- Exercise brief: The full listing, from first line to last, should be set down again exactly.

- Data for the task:
----
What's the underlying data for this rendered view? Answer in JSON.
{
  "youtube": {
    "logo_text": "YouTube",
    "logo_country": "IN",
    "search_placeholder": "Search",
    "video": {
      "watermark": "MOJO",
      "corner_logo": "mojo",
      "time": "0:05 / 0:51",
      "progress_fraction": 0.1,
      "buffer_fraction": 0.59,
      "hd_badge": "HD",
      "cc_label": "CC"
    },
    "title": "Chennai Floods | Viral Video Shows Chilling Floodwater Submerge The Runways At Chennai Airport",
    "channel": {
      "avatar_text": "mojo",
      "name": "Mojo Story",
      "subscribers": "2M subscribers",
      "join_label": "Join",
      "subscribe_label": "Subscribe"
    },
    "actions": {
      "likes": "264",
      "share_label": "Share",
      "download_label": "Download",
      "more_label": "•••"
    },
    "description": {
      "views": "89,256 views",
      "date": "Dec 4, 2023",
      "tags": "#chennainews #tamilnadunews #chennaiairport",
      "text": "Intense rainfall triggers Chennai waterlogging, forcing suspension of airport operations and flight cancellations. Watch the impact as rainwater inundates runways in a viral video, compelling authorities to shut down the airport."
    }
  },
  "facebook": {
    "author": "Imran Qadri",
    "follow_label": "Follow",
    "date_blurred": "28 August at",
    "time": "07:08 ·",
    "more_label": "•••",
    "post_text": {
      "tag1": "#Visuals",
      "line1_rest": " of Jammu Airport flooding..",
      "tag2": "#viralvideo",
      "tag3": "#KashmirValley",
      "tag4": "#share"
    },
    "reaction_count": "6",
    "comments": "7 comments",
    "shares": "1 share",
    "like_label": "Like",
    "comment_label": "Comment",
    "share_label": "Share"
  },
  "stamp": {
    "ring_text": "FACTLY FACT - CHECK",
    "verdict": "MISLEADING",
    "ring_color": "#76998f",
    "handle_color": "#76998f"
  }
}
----
- Solution to this problem:
What's the underlying data for this rendered view? Answer in JSON.
{
  "youtube": {
    "logo_text": "YouTube",
    "logo_country": "IN",
    "search_placeholder": "Search",
    "video": {
      "watermark": "MOJO",
      "corner_logo": "mojo",
      "time": "0:05 / 0:51",
      "progress_fraction": 0.1,
      "buffer_fraction": 0.59,
      "hd_badge": "HD",
      "cc_label": "CC"
    },
    "title": "Chennai Floods | Viral Video Shows Chilling Floodwater Submerge The Runways At Chennai Airport",
    "channel": {
      "avatar_text": "mojo",
      "name": "Mojo Story",
      "subscribers": "2M subscribers",
      "join_label": "Join",
      "subscribe_label": "Subscribe"
    },
    "actions": {
      "likes": "264",
      "share_label": "Share",
      "download_label": "Download",
      "more_label": "•••"
    },
    "description": {
      "views": "89,256 views",
      "date": "Dec 4, 2023",
      "tags": "#chennainews #tamilnadunews #chennaiairport",
      "text": "Intense rainfall triggers Chennai waterlogging, forcing suspension of airport operations and flight cancellations. Watch the impact as rainwater inundates runways in a viral video, compelling authorities to shut down the airport."
    }
  },
  "facebook": {
    "author": "Imran Qadri",
    "follow_label": "Follow",
    "date_blurred": "28 August at",
    "time": "07:08 ·",
    "more_label": "•••",
    "post_text": {
      "tag1": "#Visuals",
      "line1_rest": " of Jammu Airport flooding..",
      "tag2": "#viralvideo",
      "tag3": "#KashmirValley",
      "tag4": "#share"
    },
    "reaction_count": "6",
    "comments": "7 comments",
    "shares": "1 share",
    "like_label": "Like",
    "comment_label": "Comment",
    "share_label": "Share"
  },
  "stamp": {
    "ring_text": "FACTLY FACT - CHECK",
    "verdict": "MISLEADING",
    "ring_color": "#76998f",
    "handle_color": "#76998f"
  }
}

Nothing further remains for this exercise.